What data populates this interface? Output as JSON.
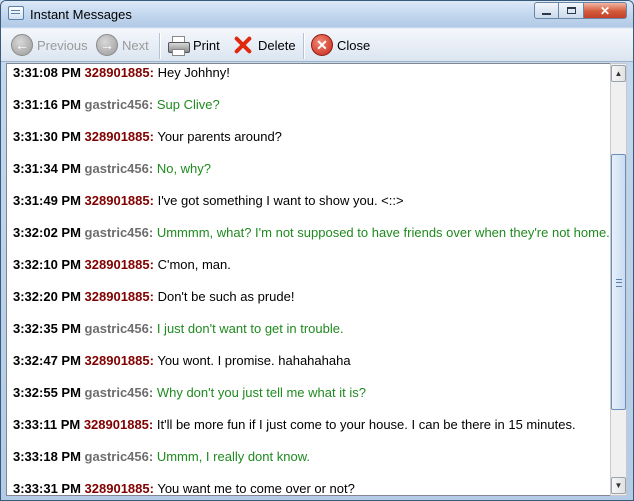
{
  "window": {
    "title": "Instant Messages"
  },
  "toolbar": {
    "previous_label": "Previous",
    "next_label": "Next",
    "print_label": "Print",
    "delete_label": "Delete",
    "close_label": "Close"
  },
  "colors": {
    "user1": "#800000",
    "user2": "#6d6d6d",
    "text1": "#000000",
    "text2": "#1f8a1f"
  },
  "messages": [
    {
      "time": "3:31:08 PM",
      "user": "328901885:",
      "text": "Hey Johhny!"
    },
    {
      "time": "3:31:16 PM",
      "user": "gastric456:",
      "text": "Sup Clive?"
    },
    {
      "time": "3:31:30 PM",
      "user": "328901885:",
      "text": "Your parents around?"
    },
    {
      "time": "3:31:34 PM",
      "user": "gastric456:",
      "text": "No, why?"
    },
    {
      "time": "3:31:49 PM",
      "user": "328901885:",
      "text": "I've got something I want to show you. <::>"
    },
    {
      "time": "3:32:02 PM",
      "user": "gastric456:",
      "text": "Ummmm, what? I'm not supposed to have friends over when they're not home."
    },
    {
      "time": "3:32:10 PM",
      "user": "328901885:",
      "text": "C'mon, man."
    },
    {
      "time": "3:32:20 PM",
      "user": "328901885:",
      "text": "Don't be such as prude!"
    },
    {
      "time": "3:32:35 PM",
      "user": "gastric456:",
      "text": "I just don't want to get in trouble."
    },
    {
      "time": "3:32:47 PM",
      "user": "328901885:",
      "text": "You wont. I promise. hahahahaha"
    },
    {
      "time": "3:32:55 PM",
      "user": "gastric456:",
      "text": "Why don't you just tell me what it is?"
    },
    {
      "time": "3:33:11 PM",
      "user": "328901885:",
      "text": "It'll be more fun if I just come to your house. I can be there in 15 minutes."
    },
    {
      "time": "3:33:18 PM",
      "user": "gastric456:",
      "text": "Ummm, I really dont know."
    },
    {
      "time": "3:33:31 PM",
      "user": "328901885:",
      "text": "You want me to come over or not?"
    }
  ]
}
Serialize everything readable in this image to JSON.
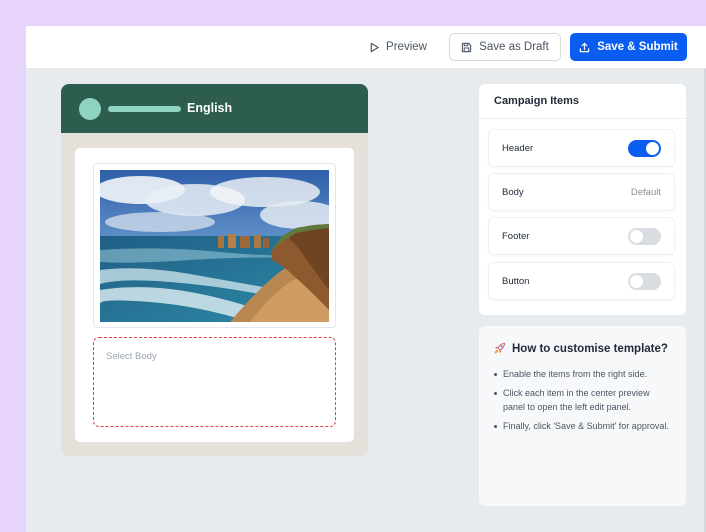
{
  "toolbar": {
    "preview_label": "Preview",
    "draft_label": "Save as Draft",
    "submit_label": "Save & Submit"
  },
  "preview": {
    "language": "English",
    "body_placeholder": "Select Body"
  },
  "campaign_items": {
    "title": "Campaign Items",
    "items": [
      {
        "label": "Header",
        "control": "toggle",
        "enabled": true
      },
      {
        "label": "Body",
        "control": "text",
        "value": "Default"
      },
      {
        "label": "Footer",
        "control": "toggle",
        "enabled": false
      },
      {
        "label": "Button",
        "control": "toggle",
        "enabled": false
      }
    ]
  },
  "help": {
    "icon": "rocket-icon",
    "title": "How to customise template?",
    "steps": [
      "Enable the items from the right side.",
      "Click each item in the center preview panel to open the left edit panel.",
      "Finally, click 'Save & Submit' for approval."
    ]
  },
  "colors": {
    "primary": "#0b5cf0",
    "chat_header": "#2d5d4f",
    "chat_accent": "#8fd3c1",
    "body_border": "#e24040"
  }
}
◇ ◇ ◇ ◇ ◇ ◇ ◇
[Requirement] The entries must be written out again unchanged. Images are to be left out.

[Response to this exercise]
What data populates this interface? Output as JSON.
{
  "window": {
    "title": "Instant Messages"
  },
  "toolbar": {
    "previous_label": "Previous",
    "next_label": "Next",
    "print_label": "Print",
    "delete_label": "Delete",
    "close_label": "Close"
  },
  "colors": {
    "user1": "#800000",
    "user2": "#6d6d6d",
    "text1": "#000000",
    "text2": "#1f8a1f"
  },
  "messages": [
    {
      "time": "3:31:08 PM",
      "user": "328901885:",
      "text": "Hey Johhny!"
    },
    {
      "time": "3:31:16 PM",
      "user": "gastric456:",
      "text": "Sup Clive?"
    },
    {
      "time": "3:31:30 PM",
      "user": "328901885:",
      "text": "Your parents around?"
    },
    {
      "time": "3:31:34 PM",
      "user": "gastric456:",
      "text": "No, why?"
    },
    {
      "time": "3:31:49 PM",
      "user": "328901885:",
      "text": "I've got something I want to show you. <::>"
    },
    {
      "time": "3:32:02 PM",
      "user": "gastric456:",
      "text": "Ummmm, what? I'm not supposed to have friends over when they're not home."
    },
    {
      "time": "3:32:10 PM",
      "user": "328901885:",
      "text": "C'mon, man."
    },
    {
      "time": "3:32:20 PM",
      "user": "328901885:",
      "text": "Don't be such as prude!"
    },
    {
      "time": "3:32:35 PM",
      "user": "gastric456:",
      "text": "I just don't want to get in trouble."
    },
    {
      "time": "3:32:47 PM",
      "user": "328901885:",
      "text": "You wont. I promise. hahahahaha"
    },
    {
      "time": "3:32:55 PM",
      "user": "gastric456:",
      "text": "Why don't you just tell me what it is?"
    },
    {
      "time": "3:33:11 PM",
      "user": "328901885:",
      "text": "It'll be more fun if I just come to your house. I can be there in 15 minutes."
    },
    {
      "time": "3:33:18 PM",
      "user": "gastric456:",
      "text": "Ummm, I really dont know."
    },
    {
      "time": "3:33:31 PM",
      "user": "328901885:",
      "text": "You want me to come over or not?"
    }
  ]
}
Serialize everything readable in this image to JSON.
{
  "toolbar": {
    "preview_label": "Preview",
    "draft_label": "Save as Draft",
    "submit_label": "Save & Submit"
  },
  "preview": {
    "language": "English",
    "body_placeholder": "Select Body"
  },
  "campaign_items": {
    "title": "Campaign Items",
    "items": [
      {
        "label": "Header",
        "control": "toggle",
        "enabled": true
      },
      {
        "label": "Body",
        "control": "text",
        "value": "Default"
      },
      {
        "label": "Footer",
        "control": "toggle",
        "enabled": false
      },
      {
        "label": "Button",
        "control": "toggle",
        "enabled": false
      }
    ]
  },
  "help": {
    "icon": "rocket-icon",
    "title": "How to customise template?",
    "steps": [
      "Enable the items from the right side.",
      "Click each item in the center preview panel to open the left edit panel.",
      "Finally, click 'Save & Submit' for approval."
    ]
  },
  "colors": {
    "primary": "#0b5cf0",
    "chat_header": "#2d5d4f",
    "chat_accent": "#8fd3c1",
    "body_border": "#e24040"
  }
}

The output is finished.